> **What to produce**
Find the word "Spanish" in the records and copy every line where it occurs.

□ □ □ □

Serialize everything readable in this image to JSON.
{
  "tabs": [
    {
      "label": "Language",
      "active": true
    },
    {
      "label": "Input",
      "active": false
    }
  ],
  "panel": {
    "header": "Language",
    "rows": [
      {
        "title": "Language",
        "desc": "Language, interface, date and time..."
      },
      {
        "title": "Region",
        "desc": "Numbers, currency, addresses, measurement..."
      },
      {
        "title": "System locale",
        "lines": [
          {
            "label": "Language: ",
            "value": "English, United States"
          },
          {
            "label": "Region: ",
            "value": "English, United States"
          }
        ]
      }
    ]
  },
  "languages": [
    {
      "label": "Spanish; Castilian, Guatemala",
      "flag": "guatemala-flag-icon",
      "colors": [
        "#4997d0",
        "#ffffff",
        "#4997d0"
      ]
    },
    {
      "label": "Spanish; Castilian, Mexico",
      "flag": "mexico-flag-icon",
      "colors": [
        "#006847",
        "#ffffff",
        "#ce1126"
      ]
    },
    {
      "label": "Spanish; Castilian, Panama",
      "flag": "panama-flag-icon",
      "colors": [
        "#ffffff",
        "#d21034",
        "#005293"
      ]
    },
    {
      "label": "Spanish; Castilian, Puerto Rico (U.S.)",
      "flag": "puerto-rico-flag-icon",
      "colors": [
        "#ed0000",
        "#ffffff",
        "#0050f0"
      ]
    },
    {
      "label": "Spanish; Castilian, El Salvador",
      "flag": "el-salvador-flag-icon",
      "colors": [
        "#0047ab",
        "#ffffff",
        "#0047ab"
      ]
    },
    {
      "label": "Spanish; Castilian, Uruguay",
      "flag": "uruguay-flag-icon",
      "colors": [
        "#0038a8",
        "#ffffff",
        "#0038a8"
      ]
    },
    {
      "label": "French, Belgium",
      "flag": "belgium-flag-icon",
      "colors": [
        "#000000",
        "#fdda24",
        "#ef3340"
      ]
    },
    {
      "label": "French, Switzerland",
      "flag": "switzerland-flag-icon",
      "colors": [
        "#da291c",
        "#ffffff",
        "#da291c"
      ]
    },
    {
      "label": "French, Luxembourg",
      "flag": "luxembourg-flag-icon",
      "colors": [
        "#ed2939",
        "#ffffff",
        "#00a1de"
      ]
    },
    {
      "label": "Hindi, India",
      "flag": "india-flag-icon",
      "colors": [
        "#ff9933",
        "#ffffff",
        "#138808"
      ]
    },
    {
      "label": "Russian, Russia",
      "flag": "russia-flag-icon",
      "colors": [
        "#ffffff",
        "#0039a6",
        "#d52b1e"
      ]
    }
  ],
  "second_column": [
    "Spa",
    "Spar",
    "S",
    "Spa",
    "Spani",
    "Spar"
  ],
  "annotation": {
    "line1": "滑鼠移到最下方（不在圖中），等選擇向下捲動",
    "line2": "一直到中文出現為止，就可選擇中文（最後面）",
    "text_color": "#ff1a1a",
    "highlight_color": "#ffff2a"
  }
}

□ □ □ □

> **Task solution**
      "label": "Spanish; Castilian, Guatemala",
      "label": "Spanish; Castilian, Mexico",
      "label": "Spanish; Castilian, Panama",
      "label": "Spanish; Castilian, Puerto Rico (U.S.)",
      "label": "Spanish; Castilian, El Salvador",
      "label": "Spanish; Castilian, Uruguay",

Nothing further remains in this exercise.